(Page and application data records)
+-------+

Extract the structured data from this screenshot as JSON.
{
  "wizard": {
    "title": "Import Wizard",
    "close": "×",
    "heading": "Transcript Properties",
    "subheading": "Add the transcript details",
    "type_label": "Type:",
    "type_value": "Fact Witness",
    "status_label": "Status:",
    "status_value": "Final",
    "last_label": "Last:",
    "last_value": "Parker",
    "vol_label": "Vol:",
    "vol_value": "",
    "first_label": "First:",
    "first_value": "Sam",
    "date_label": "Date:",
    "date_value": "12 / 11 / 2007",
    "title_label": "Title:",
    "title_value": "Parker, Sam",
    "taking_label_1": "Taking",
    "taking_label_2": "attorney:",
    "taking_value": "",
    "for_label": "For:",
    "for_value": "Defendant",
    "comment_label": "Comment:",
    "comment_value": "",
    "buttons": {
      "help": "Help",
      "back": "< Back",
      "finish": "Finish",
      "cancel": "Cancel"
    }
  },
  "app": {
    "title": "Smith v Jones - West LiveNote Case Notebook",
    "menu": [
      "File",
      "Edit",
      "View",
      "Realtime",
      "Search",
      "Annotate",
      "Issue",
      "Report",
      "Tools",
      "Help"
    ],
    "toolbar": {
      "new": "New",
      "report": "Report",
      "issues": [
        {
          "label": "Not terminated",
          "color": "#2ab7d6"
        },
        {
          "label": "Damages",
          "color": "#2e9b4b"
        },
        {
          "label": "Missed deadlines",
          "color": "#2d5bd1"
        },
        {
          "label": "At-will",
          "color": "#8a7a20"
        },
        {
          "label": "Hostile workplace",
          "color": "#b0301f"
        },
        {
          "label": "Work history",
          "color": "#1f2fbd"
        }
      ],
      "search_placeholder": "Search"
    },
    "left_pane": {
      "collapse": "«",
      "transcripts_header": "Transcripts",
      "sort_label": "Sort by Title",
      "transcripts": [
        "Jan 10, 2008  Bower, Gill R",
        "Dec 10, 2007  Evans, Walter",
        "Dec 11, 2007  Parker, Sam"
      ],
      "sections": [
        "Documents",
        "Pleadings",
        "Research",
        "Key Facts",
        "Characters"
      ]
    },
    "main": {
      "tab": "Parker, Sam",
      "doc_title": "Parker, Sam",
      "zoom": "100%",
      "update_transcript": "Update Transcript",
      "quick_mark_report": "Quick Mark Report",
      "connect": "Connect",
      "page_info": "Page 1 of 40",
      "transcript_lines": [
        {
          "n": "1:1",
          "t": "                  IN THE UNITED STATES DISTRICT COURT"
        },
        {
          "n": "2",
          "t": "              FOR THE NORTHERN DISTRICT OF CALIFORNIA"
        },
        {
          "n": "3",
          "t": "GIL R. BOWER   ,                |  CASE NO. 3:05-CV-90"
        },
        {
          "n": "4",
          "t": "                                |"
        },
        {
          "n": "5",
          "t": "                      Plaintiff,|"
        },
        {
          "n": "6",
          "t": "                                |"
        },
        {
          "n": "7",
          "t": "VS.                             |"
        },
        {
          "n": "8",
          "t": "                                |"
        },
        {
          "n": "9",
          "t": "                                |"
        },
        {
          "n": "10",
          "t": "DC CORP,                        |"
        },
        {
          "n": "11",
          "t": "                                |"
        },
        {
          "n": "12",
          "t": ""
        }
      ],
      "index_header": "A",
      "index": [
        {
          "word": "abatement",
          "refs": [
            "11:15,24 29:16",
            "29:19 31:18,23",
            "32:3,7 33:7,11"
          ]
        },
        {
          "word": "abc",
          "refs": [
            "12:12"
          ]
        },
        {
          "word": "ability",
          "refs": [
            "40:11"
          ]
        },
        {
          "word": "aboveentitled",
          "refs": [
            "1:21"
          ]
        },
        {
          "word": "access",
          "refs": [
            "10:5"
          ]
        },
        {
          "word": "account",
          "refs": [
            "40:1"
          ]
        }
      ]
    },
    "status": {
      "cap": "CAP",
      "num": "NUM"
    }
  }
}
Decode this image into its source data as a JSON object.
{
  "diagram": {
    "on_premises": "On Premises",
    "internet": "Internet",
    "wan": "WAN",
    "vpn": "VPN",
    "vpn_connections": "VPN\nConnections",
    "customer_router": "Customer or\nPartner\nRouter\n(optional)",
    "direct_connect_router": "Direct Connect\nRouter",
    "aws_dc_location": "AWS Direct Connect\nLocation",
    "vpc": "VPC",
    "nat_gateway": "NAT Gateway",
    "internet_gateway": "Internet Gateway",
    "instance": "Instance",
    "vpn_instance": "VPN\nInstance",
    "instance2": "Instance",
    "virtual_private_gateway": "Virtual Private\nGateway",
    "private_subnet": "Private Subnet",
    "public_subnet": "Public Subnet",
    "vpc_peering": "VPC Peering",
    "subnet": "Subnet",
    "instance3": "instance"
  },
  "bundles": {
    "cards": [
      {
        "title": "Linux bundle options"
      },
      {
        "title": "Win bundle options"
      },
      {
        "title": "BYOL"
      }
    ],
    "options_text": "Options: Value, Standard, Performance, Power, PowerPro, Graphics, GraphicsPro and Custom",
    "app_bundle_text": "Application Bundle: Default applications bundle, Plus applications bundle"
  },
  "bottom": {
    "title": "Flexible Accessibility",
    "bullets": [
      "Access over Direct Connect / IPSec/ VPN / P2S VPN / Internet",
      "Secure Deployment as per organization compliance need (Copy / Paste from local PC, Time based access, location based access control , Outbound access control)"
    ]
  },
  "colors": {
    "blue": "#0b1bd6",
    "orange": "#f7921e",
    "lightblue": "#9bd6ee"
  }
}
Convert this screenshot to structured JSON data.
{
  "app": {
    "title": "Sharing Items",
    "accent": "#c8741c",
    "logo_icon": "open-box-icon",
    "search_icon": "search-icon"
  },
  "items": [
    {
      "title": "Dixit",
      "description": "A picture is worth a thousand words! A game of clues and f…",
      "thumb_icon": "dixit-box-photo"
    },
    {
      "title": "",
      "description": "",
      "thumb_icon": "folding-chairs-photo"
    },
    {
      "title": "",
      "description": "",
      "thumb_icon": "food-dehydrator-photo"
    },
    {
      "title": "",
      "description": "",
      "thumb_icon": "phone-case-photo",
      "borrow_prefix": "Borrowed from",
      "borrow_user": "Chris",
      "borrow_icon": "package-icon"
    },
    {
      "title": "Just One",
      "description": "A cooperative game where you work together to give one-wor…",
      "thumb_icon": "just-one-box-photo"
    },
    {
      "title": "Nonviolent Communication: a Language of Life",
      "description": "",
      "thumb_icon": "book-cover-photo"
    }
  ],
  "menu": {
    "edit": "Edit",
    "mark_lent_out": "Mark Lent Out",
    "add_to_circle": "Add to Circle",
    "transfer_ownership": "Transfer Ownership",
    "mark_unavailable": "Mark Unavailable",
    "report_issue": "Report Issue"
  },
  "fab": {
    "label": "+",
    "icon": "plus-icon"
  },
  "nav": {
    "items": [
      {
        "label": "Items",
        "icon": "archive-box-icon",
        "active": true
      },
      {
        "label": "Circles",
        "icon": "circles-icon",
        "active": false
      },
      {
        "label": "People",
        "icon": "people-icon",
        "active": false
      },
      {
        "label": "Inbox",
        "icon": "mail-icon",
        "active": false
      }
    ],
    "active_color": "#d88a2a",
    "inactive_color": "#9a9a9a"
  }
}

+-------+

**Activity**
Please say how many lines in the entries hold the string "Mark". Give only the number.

**Exercise response**
3